“The goal started at $5,000, then it went up to $10,000 and now we’re nearing $20,000, so our next goal just has to be more,” Mehar said.
Mehar, who along with his relatives call Nirmal “Baba,” said the initiative’s name, Baba’s Boo Boo Bowls, is to signify the ‘boo boo’s’ they hope to help heal in children and the nature of the scrap wood they use.
“All the wood kind of has boo boo’s — it’s not perfect wood,” he said.
While Bhogal looked to YouTube to perfect the art of making the bowls themselves, he comes from a long lineage of carpenters.
He learned the craft from his own grandfather in India, where the family ran a carpentry business called Fine Furniture Experts in Punjab.
Before coming to Canada in 1973, he lived in England. He says he always found ways to keep his passions for carving and community involvement alive.
For years, his work been featured in various B.C. gurdwaras and in the main float at the annual Vaisakhi parade in Surrey.
Now from inside a small Vancouver garage, he’s passing his wood working skills and wisdom on to an entire community, and promising never to be turned off from using his gifts to give back.
“I feel happy to do something for somebody,” he said.
Bhogal also has personal connections to the cause, having known and helped several people who have cancer throughout his life.
“We’ve been so inspired by Nirmal and his family; this initiative stemmed from his desire to help the kids of B.C. in a real, tangible way,” a spokesperson for the B.C. Children’s Hospital Foundation said.
“The impact can’t be overstated. Supporters like Nirmal are so important … and we can’t express enough gratitude to them.”
The foundation says one in five children with cancer in B.C., don’t survive, but donor support over the years has helped the odds of survival among children increase dramatically.
“The cutting-edge research initiatives, the next generation of childhood cancer experts and the long-term psychosocial and medical programs required to beat these odds depends on donor support,” the foundation said.
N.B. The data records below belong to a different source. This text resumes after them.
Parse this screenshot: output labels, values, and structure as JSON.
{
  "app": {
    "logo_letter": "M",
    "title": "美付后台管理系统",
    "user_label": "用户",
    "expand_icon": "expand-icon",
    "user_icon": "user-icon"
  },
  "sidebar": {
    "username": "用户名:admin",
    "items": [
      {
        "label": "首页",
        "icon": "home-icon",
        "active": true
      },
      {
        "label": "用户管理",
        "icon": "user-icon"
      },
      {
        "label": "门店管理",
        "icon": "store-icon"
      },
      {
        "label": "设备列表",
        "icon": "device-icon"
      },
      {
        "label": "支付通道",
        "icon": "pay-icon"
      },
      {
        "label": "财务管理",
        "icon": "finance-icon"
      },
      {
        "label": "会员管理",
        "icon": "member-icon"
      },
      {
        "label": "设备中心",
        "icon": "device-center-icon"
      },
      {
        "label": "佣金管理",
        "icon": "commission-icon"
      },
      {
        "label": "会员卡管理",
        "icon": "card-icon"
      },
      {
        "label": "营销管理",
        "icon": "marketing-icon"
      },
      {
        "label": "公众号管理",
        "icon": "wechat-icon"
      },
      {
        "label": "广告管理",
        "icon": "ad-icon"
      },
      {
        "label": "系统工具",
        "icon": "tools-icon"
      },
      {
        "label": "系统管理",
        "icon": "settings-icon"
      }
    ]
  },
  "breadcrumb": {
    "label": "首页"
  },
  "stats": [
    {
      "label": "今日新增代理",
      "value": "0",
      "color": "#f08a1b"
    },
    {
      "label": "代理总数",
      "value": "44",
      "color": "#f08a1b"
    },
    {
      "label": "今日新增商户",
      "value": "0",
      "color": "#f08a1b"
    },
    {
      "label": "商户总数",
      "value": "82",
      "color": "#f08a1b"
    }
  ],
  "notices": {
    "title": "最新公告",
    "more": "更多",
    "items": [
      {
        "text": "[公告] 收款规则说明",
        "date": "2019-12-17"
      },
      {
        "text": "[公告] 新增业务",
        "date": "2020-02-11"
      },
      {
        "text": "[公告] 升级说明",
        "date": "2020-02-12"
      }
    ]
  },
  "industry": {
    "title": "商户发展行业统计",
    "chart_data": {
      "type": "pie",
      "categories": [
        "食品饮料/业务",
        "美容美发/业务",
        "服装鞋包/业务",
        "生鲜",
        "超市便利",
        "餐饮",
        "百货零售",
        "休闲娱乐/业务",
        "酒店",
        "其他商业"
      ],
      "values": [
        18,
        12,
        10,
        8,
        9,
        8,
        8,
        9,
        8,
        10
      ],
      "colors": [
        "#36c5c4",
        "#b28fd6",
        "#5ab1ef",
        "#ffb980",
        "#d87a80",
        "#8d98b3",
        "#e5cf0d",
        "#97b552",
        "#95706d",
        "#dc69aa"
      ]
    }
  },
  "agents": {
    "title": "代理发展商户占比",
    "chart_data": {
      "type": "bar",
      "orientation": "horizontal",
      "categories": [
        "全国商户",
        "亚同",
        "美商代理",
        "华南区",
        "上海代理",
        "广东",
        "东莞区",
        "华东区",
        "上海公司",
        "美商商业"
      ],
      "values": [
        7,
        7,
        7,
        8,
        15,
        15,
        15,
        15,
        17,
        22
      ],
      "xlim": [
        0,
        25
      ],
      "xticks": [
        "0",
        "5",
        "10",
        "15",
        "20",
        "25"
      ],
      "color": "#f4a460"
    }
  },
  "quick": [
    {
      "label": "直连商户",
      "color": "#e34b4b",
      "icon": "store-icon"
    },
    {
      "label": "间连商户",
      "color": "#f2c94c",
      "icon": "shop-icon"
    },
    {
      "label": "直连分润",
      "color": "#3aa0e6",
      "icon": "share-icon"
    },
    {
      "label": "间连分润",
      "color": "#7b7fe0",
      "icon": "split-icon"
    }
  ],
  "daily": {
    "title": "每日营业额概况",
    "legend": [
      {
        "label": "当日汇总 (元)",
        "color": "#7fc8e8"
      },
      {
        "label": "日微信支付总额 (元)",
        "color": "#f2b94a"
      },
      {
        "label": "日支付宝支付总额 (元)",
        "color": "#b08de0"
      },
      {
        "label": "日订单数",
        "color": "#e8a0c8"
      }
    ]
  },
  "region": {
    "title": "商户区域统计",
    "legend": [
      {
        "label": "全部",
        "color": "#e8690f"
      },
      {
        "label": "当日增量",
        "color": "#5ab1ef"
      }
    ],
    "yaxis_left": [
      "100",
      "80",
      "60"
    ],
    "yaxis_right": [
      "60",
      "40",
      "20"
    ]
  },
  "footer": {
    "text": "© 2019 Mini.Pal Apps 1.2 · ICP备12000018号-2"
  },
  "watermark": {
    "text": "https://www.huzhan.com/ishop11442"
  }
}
You can click here for a link to the foundation’s direct donation page.
All bowls can be ordered here.